Lincolnshire where they held a family seat as Lords of the Manor of Kestevan. At the time of the taking of the Domesday Book census in 1086 initiated by Duke William of Normandy after his conquest of England in 1066, the holdings are not shown but later, within the next century, it was recorded as the Honour of Kymes. CITATION[CLOSE]
Williams, Dr Ann. And G.H. Martin, Eds., Domesday Book A Complete Translation. London: Penguin, 1992. Print. (ISBN 0-141-00523-8) "This parish, which is situated on that part of the Sleaford navigation called Kyme Eau, derived its name from the Kyme family, who were barons by tenure and writ in the reign of Stephen, and had a seat here, mentioned by Leland as a 'goodly house and park,' of which only the tower now remains." CITATION[CLOSE]
Lewis, Samuel, A Topographical Dictionary of England. Institute of Historical Research, 1848, Print. Sir William, the founder of the family, also founded the Priory of Bolinton about 1135. "The Kymes assumed the surname from a fair lordship, the principal place of their residence in Kesteven. " CITATION[CLOSE]
Lowe, Mark Anthony, Patronymica Britannica, A Dictionary of Family Names of the United Kingdom. London: John Russel Smith, 1860. Print. Sir Philip de Kyme was the first officially recorded, succeeded by his son Sir William de Kyme. Sir Philip was Baron Kyme, Lord of the Manor, and was summoned to Parliament in 1295-1313 to represent Lincolnshire. Sir William was summoned to Parliament in 1323-1336.
Early History of the Kyme family
Another 261 words (19 lines of text) covering the years 1100, 1160 and 1530 are included under the topic Early Kyme History in all our PDF Extended History products and printed products wherever possible.
Kyme Spelling Variations
spelling variations are a prevailing characteristic of Norman surnames. Old and Middle English lacked any definite spelling rules, and the introduction of Norman French added an unfamiliar ingredient to the English linguistic stew. French and Latin, the languages of the court, also influenced spellings. Finally, Medieval scribes generally spelled words according to how they sounded, so one person was often referred to by different spellings in different documents. The name has been spelled Kimes, Kymes, Kyme, Kime and others.

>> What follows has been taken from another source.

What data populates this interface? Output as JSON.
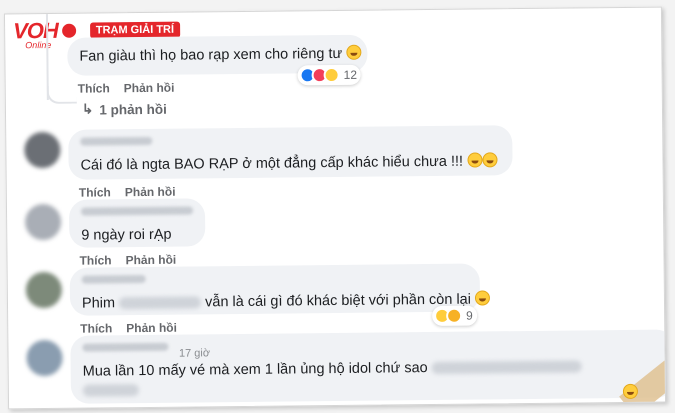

Early Notables of the Kyme family (pre 1700)
PDF Extended History products and printed products wherever possible.
Migration of the Kyme family to the New World and Oceana
To escape the political and religious persecution within England at the time, many English families left for the various British colonies abroad. The voyage was extremely difficult, though, and the cramped, dank ships caused many to arrive in the New World diseased and starving. But for those who made it, the trip was most often worth it. Many of the families who arrived went on to make valuable contributions to the emerging nations of Canada and the United States. An inquiry into the early roots of North American families reveals a number of immigrants bearing the name Kyme or a variant listed above:
Kyme Settlers in United States in the 18th Century
Kyme Family Crest Products